**WORK REQUEST**. Search the entries below for the string "message" and give the number of lines that hold it, nothing else.

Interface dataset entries
================

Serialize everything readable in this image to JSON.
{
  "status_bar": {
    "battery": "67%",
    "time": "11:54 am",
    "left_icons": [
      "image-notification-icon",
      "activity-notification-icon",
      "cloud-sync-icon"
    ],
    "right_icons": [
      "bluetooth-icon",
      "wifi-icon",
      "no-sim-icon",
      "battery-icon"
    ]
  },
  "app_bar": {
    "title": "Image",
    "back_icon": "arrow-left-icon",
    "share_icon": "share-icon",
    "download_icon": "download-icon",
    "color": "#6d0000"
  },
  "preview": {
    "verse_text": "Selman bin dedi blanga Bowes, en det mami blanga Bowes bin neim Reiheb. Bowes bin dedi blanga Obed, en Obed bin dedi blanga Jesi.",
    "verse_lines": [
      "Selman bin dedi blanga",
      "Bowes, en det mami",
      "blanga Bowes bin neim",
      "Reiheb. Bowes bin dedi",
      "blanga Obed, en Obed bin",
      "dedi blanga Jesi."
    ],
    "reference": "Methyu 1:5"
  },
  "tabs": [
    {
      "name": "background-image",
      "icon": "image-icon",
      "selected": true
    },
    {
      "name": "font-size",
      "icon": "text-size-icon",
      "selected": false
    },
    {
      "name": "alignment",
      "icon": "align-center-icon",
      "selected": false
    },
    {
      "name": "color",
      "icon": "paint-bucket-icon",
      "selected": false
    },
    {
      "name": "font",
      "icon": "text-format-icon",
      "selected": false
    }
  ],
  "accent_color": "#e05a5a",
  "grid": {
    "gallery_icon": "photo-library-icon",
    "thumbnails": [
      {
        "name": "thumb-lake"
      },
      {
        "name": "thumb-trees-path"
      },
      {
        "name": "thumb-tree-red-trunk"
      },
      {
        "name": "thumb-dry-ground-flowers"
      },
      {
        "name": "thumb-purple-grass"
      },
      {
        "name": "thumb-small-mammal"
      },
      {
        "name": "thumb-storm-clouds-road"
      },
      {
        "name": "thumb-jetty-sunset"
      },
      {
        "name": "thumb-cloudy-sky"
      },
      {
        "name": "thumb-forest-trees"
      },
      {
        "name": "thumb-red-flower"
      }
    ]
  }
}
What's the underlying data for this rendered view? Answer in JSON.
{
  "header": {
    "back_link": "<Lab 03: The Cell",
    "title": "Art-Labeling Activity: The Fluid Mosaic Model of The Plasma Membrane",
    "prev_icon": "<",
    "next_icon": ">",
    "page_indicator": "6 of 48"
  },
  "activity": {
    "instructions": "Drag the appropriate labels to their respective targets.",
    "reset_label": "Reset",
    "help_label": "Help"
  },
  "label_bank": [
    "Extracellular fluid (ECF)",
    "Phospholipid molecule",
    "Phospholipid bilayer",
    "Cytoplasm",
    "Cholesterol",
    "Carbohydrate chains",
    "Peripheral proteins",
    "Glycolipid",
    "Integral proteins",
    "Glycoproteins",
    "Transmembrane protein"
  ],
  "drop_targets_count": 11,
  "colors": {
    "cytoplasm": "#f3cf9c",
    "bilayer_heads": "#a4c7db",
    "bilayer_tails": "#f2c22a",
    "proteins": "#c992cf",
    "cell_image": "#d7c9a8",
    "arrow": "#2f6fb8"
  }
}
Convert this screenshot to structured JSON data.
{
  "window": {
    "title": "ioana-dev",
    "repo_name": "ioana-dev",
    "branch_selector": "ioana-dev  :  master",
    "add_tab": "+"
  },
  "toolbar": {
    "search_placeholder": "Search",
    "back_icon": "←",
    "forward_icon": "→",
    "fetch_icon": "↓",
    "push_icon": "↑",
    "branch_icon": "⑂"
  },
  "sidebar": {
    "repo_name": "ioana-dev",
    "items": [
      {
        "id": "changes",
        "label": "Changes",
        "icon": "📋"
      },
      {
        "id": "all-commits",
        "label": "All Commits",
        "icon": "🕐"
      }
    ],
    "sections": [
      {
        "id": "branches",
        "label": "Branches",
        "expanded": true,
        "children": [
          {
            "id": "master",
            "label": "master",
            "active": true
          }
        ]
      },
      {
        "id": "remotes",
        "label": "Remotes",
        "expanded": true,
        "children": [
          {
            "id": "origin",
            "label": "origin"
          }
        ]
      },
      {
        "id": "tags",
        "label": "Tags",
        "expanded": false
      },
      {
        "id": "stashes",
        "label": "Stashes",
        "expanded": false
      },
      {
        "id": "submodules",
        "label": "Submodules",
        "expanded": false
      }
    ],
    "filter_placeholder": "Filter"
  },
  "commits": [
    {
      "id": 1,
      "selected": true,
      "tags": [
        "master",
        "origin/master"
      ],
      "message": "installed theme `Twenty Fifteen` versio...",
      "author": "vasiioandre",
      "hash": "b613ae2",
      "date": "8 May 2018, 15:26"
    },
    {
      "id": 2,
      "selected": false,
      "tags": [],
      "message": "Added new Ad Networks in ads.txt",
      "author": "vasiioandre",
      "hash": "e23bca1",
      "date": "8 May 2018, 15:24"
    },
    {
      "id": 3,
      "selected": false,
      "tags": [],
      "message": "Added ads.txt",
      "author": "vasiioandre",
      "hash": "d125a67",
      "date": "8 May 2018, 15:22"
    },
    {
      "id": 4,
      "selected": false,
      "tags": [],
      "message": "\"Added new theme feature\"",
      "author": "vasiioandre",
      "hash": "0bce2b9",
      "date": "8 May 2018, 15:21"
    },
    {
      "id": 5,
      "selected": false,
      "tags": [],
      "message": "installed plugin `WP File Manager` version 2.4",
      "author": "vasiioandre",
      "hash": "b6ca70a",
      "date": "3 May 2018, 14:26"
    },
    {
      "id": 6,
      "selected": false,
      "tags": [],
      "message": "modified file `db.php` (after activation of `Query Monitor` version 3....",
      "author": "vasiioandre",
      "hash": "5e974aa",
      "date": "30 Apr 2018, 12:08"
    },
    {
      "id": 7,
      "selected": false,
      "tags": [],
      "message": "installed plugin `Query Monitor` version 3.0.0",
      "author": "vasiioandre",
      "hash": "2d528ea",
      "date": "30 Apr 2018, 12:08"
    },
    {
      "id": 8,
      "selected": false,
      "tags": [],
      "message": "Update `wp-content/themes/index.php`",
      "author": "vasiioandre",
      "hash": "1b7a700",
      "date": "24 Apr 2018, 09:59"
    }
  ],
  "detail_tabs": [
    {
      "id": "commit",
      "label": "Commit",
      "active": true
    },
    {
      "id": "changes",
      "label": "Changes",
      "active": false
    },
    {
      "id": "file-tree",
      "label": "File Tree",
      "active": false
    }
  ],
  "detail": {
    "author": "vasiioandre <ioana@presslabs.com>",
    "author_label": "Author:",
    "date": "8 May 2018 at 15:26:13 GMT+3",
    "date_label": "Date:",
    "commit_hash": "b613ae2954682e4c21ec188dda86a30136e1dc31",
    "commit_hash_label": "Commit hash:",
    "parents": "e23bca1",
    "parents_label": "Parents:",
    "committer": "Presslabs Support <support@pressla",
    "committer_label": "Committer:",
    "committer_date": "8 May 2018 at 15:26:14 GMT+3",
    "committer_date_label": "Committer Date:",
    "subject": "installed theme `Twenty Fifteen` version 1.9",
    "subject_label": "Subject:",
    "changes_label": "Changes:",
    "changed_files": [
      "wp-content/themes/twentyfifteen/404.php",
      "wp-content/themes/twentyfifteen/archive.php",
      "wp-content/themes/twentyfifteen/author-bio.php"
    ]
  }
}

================

**RESPONSE AREA**. 8